Father beat me for that. I should have been there to protect Jae, he said. I should have stopped my brother. I was older. It was my responsibility… But I was a girl of six years. What was I supposed to do? The thought of that still made her raw.

“J-jae…” she tried to say. “Please…”

The dragon screeched, opening its mouth in a wide cackle. Its teeth were a foot long apiece, midnight black. The mouth fell around Rhaena like a cage; then came the heat - as terrible as being thrown into a brazier.

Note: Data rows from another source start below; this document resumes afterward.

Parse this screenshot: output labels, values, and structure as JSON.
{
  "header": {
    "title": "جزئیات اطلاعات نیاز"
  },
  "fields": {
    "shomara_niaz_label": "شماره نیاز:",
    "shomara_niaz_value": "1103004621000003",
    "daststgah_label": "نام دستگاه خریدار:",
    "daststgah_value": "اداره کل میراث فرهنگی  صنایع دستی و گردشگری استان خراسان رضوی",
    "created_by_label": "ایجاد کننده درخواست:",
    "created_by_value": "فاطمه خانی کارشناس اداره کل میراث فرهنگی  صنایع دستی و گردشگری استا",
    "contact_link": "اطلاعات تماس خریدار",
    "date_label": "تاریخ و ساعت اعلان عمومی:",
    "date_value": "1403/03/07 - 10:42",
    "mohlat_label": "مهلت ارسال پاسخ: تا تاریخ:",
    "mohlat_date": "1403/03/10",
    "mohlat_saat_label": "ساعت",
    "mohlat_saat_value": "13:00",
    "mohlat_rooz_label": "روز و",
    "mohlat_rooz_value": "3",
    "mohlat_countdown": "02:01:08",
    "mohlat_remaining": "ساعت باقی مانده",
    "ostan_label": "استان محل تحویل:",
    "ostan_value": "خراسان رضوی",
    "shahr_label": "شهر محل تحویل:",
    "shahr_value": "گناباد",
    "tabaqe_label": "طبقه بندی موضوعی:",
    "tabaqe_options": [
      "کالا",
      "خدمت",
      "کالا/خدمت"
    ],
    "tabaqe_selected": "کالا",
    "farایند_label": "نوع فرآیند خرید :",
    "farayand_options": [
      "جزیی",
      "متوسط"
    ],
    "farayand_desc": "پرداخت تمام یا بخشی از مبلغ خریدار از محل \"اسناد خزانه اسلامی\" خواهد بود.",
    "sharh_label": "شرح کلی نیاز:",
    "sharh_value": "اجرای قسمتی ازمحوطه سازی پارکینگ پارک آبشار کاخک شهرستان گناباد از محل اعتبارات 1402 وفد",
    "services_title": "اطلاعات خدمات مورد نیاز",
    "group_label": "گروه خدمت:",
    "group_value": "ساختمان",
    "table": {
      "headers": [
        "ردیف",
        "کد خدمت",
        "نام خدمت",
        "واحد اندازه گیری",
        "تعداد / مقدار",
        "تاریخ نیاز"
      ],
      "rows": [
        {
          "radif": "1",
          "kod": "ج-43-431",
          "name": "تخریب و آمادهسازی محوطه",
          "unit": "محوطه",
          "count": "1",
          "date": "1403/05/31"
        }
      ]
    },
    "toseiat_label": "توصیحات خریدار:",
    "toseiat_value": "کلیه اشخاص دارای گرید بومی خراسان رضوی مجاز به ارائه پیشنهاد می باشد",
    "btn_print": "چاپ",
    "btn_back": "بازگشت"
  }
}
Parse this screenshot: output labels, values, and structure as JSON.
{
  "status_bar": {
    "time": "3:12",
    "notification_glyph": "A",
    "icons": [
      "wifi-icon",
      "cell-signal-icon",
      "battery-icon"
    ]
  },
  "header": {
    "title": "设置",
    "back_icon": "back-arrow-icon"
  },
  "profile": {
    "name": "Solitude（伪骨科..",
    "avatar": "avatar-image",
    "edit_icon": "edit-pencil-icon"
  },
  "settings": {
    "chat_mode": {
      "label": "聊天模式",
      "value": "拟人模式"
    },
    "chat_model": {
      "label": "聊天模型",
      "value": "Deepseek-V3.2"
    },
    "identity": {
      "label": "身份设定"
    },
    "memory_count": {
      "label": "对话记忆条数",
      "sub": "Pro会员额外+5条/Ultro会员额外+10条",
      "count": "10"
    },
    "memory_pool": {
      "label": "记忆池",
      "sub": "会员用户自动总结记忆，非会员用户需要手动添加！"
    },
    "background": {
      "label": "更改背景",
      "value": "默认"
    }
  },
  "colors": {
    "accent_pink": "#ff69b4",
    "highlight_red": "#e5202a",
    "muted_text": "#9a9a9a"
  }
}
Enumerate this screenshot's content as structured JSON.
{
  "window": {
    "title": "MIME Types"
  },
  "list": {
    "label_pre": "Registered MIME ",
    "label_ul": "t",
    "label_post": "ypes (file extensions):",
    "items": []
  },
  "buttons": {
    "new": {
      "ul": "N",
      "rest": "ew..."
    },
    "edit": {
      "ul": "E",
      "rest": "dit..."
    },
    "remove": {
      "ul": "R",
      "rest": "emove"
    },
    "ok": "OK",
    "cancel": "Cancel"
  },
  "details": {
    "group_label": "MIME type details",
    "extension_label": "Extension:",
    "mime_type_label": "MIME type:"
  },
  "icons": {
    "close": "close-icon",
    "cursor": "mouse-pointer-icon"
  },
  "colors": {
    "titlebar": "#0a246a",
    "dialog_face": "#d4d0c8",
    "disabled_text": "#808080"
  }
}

“N-no… stop!” she pleaded. “Jae, tell it to stop! Jae it’s me, Rhaena! Wake up, Jae! I’m a dragon too, Jae, please!!”

The dragon’s flames illuminated the cave. Rhaena noticed queer runes carved in the stone on all sides of her, silver and squiggly. The polished black walls seemed to drink in the light. Jaehaerys Targaryen stirred. For a moment, his indigo eyes were confused and glazed-over. He was dreaming again, she thought. She could see it in his eyes. Did he see me dying in those dreams of his? Does he even know what’s happening?

Those two green-and-gold-flecked purple flames saw her, and he knew. In that moment, Rhaena’s body began to tingle. She no longer felt the heat or the fear, just the endless fluttering of her weary heart.



  • The Lost Dragon is the longest story on this site and is the longest page on the wiki overall. This page is more than three times as long as the second-longest page on this wiki.
  • The dragon featured in this story was likely one of the few dragons noted to have survived the Dance of the Dragons in The World of Ice and Fire, or one of their offspring.

The Lost Dragon
Main characters Jaehaerys TargaryenRhaena TargaryenDaeron TargaryenJyanna LannisterJaremy HillEdric ThorneWilliam SelmyMerrik RykkerOswyckCossenelloCaptain MalliganRooneyBolloUnnamed MaesterGrazdan Zo YherizanFisherfolk Elder The Emerald LordShannyNeryalaxNysarroThe BonemanNaqqoSi JinSweetgumsLyncUnnamed Pirate PrisonerUggrak BoneslayerUnnamed Female Pirate
Mentioned characters Aegon Targaryen (son of Baelon Targaryen)Rhaenyra TargaryenKing Aegon II TargaryenKing Aegon III TargaryenTyland LannisterJason LannisterJaenara BelaerysJoffrey VelaryonEllyn HightowerOrmund HightowerGrand Maester OrwyleAegon I TargaryenJaehaerys' servantRabboKing HarrenEdmyn TullyBalerionDaenys the DreamerJaehaerys IEsgredVhagarSunfyre
Other pages
Ships FirewindMaiden's SlitLady Jyanna
Regions Y'ha Teiho (YeenZamettarXhorreMudtown)
Races PiratesSlavesFisherfolkBrindled Men